Global sales from tea exports continued a downward trajectory for the fifth consecutive year in 2016, dropping an average of 9.5% annually from US$7.2 billion to US$6.5 billion, according to recently released statistics from the world fact book.
Among continents, Asian countries accounted for the highest dollar value of exported tea sales during 2016 with shipments valued at US$4.3 billion or roughly two-thirds of the global total.
African countries followed with market share of 15.1%, trailed by the EU at 14.9%, North America at 2.5%, Latin America excluding Mexico and the Caribbean at 1.7%, and Oceania nations including Australia at 0.2%.
The top five exporting countries were China at US$1.5 billion (22.8% of total global tea exports); Sri Lanka at US$1.3 billion (19.2%); Kenya at US$680.6 million (10.4%); India at US$661.7 million (10.1%); and the United Arab Emirates at US$287.9 million (4.4%).
Vietnam ranked as the 12th largest tea exporting country with total export sales of US$104.1 million (1.6% of total global tea exports) just slightly behind Japan in 11th with US$108.9 million of total export sales.
Among the top 15 tea exporting countries, the fastest-growing tea exporters since 2012 were: Japan (up 69.1%), United Arab Emirates (up 61.9%), the United States (up 46.9%) and China (up 42.5%).
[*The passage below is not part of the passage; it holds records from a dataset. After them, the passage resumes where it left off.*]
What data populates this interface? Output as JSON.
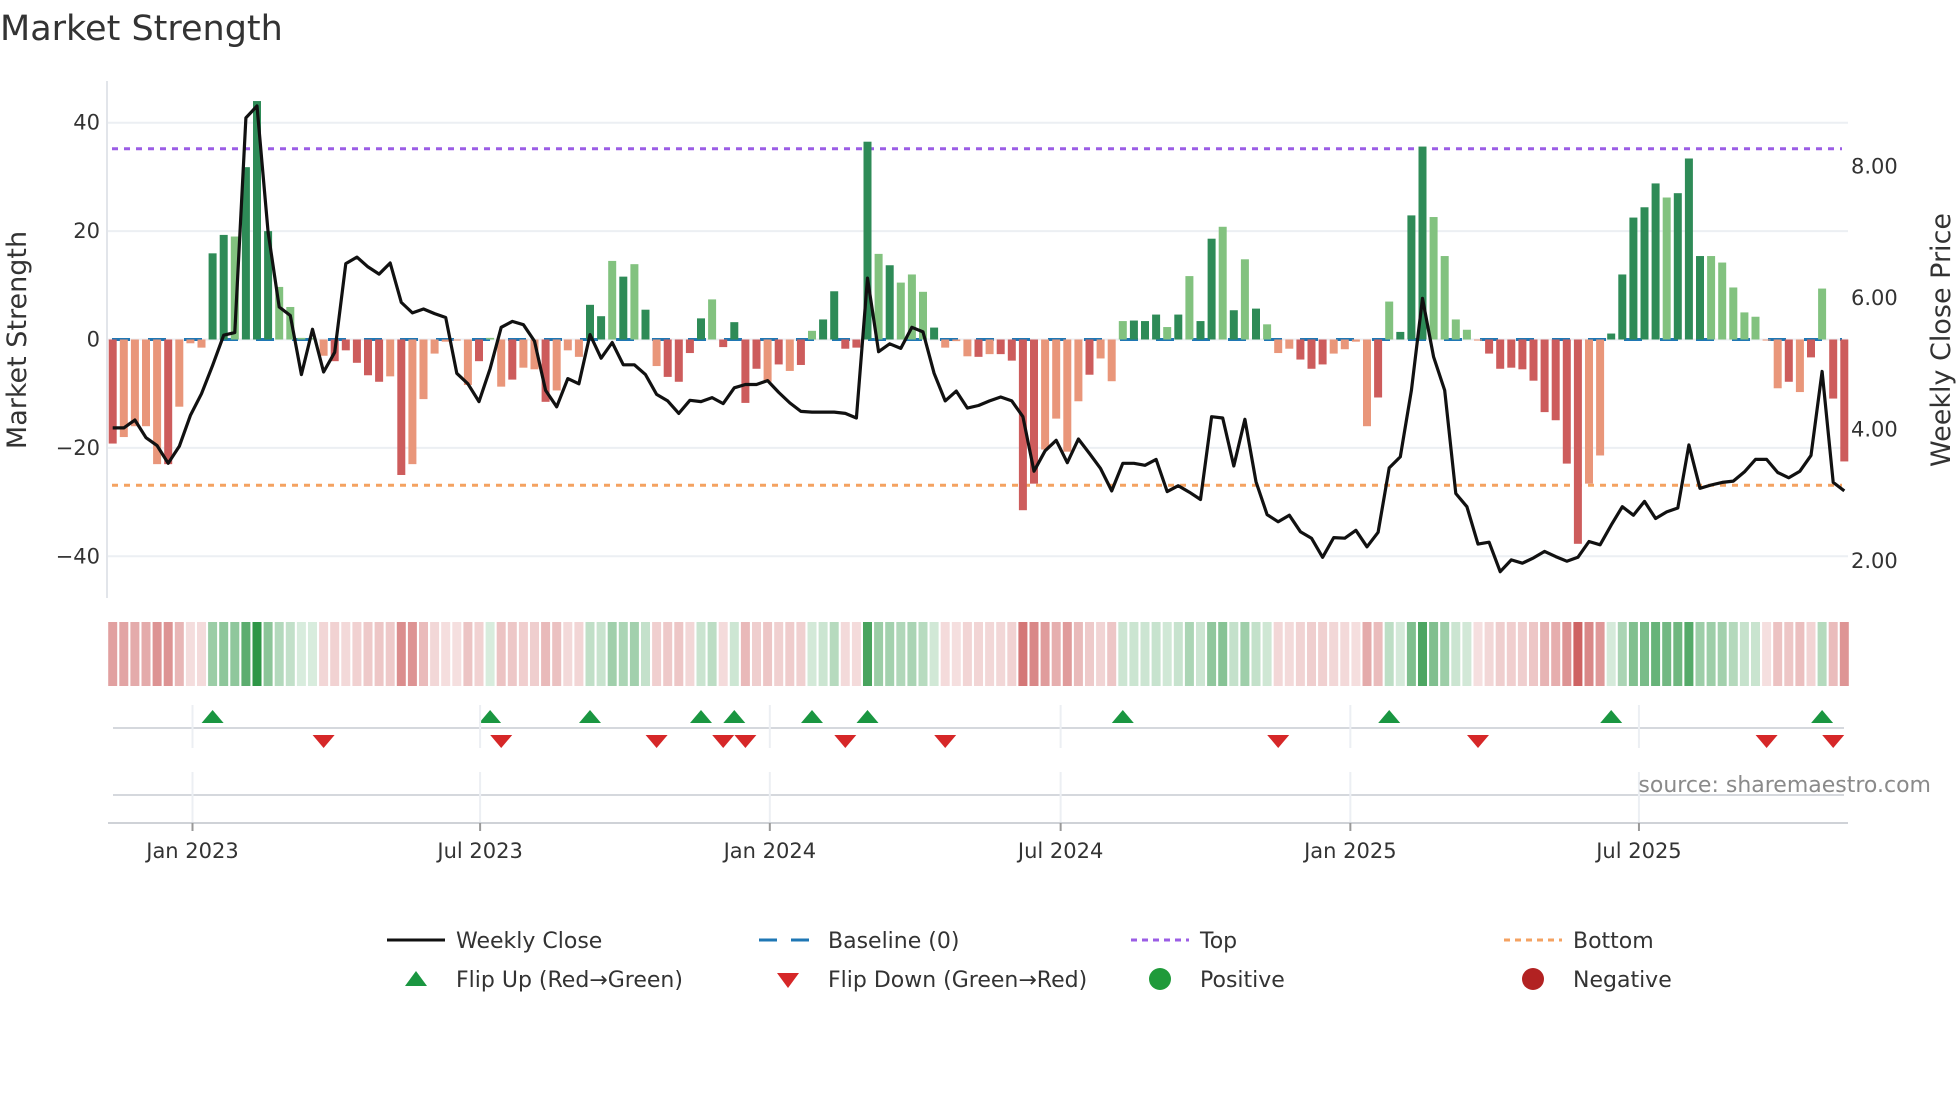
{
  "title": "Market Strength",
  "source": "source: sharemaestro.com",
  "chart_data": {
    "type": "bar+line",
    "title": "Market Strength",
    "ylabel_left": "Market Strength",
    "ylabel_right": "Weekly Close Price",
    "ylim_left": [
      -47.7,
      47.7
    ],
    "ylim_right": [
      1.42,
      9.29
    ],
    "yticks_left": [
      {
        "v": 40,
        "label": "40"
      },
      {
        "v": 20,
        "label": "20"
      },
      {
        "v": 0,
        "label": "0"
      },
      {
        "v": -20,
        "label": "−20"
      },
      {
        "v": -40,
        "label": "−40"
      }
    ],
    "yticks_right": [
      {
        "v": 8,
        "label": "8.00"
      },
      {
        "v": 6,
        "label": "6.00"
      },
      {
        "v": 4,
        "label": "4.00"
      },
      {
        "v": 2,
        "label": "2.00"
      }
    ],
    "xticks": [
      {
        "week": 7.19,
        "label": "Jan 2023"
      },
      {
        "week": 33.1,
        "label": "Jul 2023"
      },
      {
        "week": 59.2,
        "label": "Jan 2024"
      },
      {
        "week": 85.4,
        "label": "Jul 2024"
      },
      {
        "week": 111.5,
        "label": "Jan 2025"
      },
      {
        "week": 137.5,
        "label": "Jul 2025"
      }
    ],
    "top_level": 35.2,
    "bottom_level": -26.9,
    "baseline": 0,
    "strength": [
      -19.2,
      -18,
      -16,
      -16,
      -23,
      -23,
      -12.4,
      -0.7,
      -1.5,
      15.9,
      19.3,
      19,
      31.8,
      44,
      20,
      9.7,
      6,
      0.3,
      0.3,
      -3,
      -4,
      -2,
      -4.3,
      -6.6,
      -7.8,
      -6.8,
      -25,
      -23,
      -11,
      -2.6,
      -0.4,
      -0.2,
      -8.4,
      -4,
      0.3,
      -8.7,
      -7.4,
      -5.2,
      -5.5,
      -11.5,
      -9.4,
      -2,
      -3.2,
      6.4,
      4.3,
      14.5,
      11.6,
      13.9,
      5.5,
      -4.9,
      -6.9,
      -7.8,
      -2.5,
      3.9,
      7.4,
      -1.4,
      3.2,
      -11.7,
      -5.4,
      -7.8,
      -4.6,
      -5.8,
      -4.7,
      1.6,
      3.7,
      8.9,
      -1.7,
      -1.5,
      36.5,
      15.8,
      13.7,
      10.5,
      12,
      8.8,
      2.2,
      -1.5,
      -0.3,
      -3.1,
      -3.2,
      -2.7,
      -2.7,
      -3.9,
      -31.5,
      -26.6,
      -20.3,
      -14.6,
      -20.7,
      -11.4,
      -6.5,
      -3.5,
      -7.7,
      3.4,
      3.5,
      3.4,
      4.6,
      2.3,
      4.6,
      11.7,
      3.4,
      18.6,
      20.8,
      5.4,
      14.8,
      5.7,
      2.8,
      -2.5,
      -1.7,
      -3.7,
      -5.4,
      -4.6,
      -2.6,
      -1.8,
      -0.4,
      -16,
      -10.7,
      7,
      1.4,
      22.9,
      35.6,
      22.6,
      15.4,
      3.7,
      1.8,
      -0.2,
      -2.6,
      -5.4,
      -5.2,
      -5.5,
      -7.6,
      -13.4,
      -14.9,
      -22.9,
      -37.7,
      -26.6,
      -21.4,
      1.1,
      12,
      22.5,
      24.4,
      28.8,
      26.2,
      27,
      33.4,
      15.4,
      15.4,
      14.2,
      9.6,
      5,
      4.2,
      -0.2,
      -9,
      -7.8,
      -9.7,
      -3.3,
      9.4,
      -10.9,
      -22.5
    ],
    "shade": "dlllldlllddldddllllldddddldlllllldlldlldlllddldldlddddlddddldldldddddldllldllldlddddlllldllldddldlddldldllldddlllldldddllllldddddddddlldddddldddllllllldldldd",
    "weekly_close": [
      4.01,
      4.01,
      4.13,
      3.86,
      3.74,
      3.47,
      3.73,
      4.2,
      4.53,
      4.96,
      5.42,
      5.46,
      8.73,
      8.91,
      6.99,
      5.85,
      5.72,
      4.82,
      5.51,
      4.86,
      5.16,
      6.51,
      6.61,
      6.46,
      6.35,
      6.52,
      5.92,
      5.76,
      5.82,
      5.75,
      5.69,
      4.84,
      4.68,
      4.41,
      4.91,
      5.54,
      5.63,
      5.58,
      5.33,
      4.58,
      4.33,
      4.76,
      4.68,
      5.43,
      5.07,
      5.31,
      4.97,
      4.97,
      4.82,
      4.52,
      4.42,
      4.23,
      4.43,
      4.41,
      4.47,
      4.38,
      4.62,
      4.67,
      4.67,
      4.73,
      4.55,
      4.39,
      4.26,
      4.25,
      4.25,
      4.25,
      4.23,
      4.16,
      6.29,
      5.17,
      5.29,
      5.22,
      5.54,
      5.47,
      4.84,
      4.42,
      4.57,
      4.31,
      4.35,
      4.42,
      4.48,
      4.42,
      4.18,
      3.35,
      3.66,
      3.82,
      3.48,
      3.84,
      3.62,
      3.39,
      3.05,
      3.47,
      3.47,
      3.44,
      3.53,
      3.04,
      3.13,
      3.03,
      2.92,
      4.18,
      4.16,
      3.43,
      4.14,
      3.19,
      2.69,
      2.58,
      2.68,
      2.43,
      2.33,
      2.04,
      2.34,
      2.33,
      2.45,
      2.2,
      2.42,
      3.4,
      3.57,
      4.58,
      5.98,
      5.09,
      4.58,
      3.01,
      2.81,
      2.24,
      2.27,
      1.82,
      2.0,
      1.95,
      2.03,
      2.13,
      2.05,
      1.98,
      2.04,
      2.28,
      2.23,
      2.53,
      2.81,
      2.68,
      2.89,
      2.63,
      2.73,
      2.79,
      3.75,
      3.09,
      3.14,
      3.18,
      3.2,
      3.34,
      3.53,
      3.53,
      3.33,
      3.25,
      3.35,
      3.59,
      4.87,
      3.18,
      3.05
    ],
    "flip_up_weeks": [
      9,
      34,
      43,
      53,
      56,
      63,
      68,
      91,
      115,
      135,
      154
    ],
    "flip_down_weeks": [
      19,
      35,
      49,
      55,
      57,
      66,
      75,
      105,
      123,
      149,
      155
    ],
    "colors": {
      "pos_dark": "#2e8b57",
      "pos_light": "#82c27f",
      "neg_dark": "#cd5c5c",
      "neg_light": "#e9967a",
      "line": "#111111",
      "baseline": "#1f77b4",
      "top": "#9b5de5",
      "bottom": "#f4a261",
      "flip_up": "#1a9641",
      "flip_down": "#d62728",
      "positive": "#1f9a3a",
      "negative": "#b22222"
    },
    "legend": [
      {
        "key": "line",
        "label": "Weekly Close"
      },
      {
        "key": "baseline",
        "label": "Baseline (0)"
      },
      {
        "key": "top",
        "label": "Top"
      },
      {
        "key": "bottom",
        "label": "Bottom"
      },
      {
        "key": "flip_up",
        "label": "Flip Up (Red→Green)"
      },
      {
        "key": "flip_down",
        "label": "Flip Down (Green→Red)"
      },
      {
        "key": "positive",
        "label": "Positive"
      },
      {
        "key": "negative",
        "label": "Negative"
      }
    ],
    "legend_placement": "bottom"
  }
}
Those countries in the top 15 that posted the largest declines in their exported tea sales were led by: Vietnam (down 53.7%), Kenya (down 43.5%), United Kingdom (down 30%), Indonesia (down 27.8%) and Sri Lanka (down 10.8%).
The Vietnam Tea Association has forecast that tea export sales for 2017 will regain some of the 53.7% of lost sales over the past five years and increase 10% year-on-year from the figures for 2016.
Unfortunately, said Nguyen Huu Tai, president of the Association, though sales have been up in the first five months of 2017 consistent with the forecast, the average sales price of tea is down 3.8% against last year’s same period to just US$1,452 per ton.
This means that the earnings just aren’t there for tea farmers and processors and the export picture for the year remains bleak.
Roughly three quarters of tea exports out of Vietnam consist of black tea, which are lower grade teas that most often end up in blends or tea bags.
The solution, said Mr Tai, is for the Vietnamese tea segment to process higher quality teas that will command both higher sales prices per ton and bottom line earnings.
Mr Tai, suggests the segment turn to Shan Tuyet and lotus tea products.
Recently, he noted the tea industry in the provinces of Ha Giang and Yen Bai have begun exporting products produced from these types of tea on a pilot basis. If all goes well they could become the standard bearer for the segment in future years.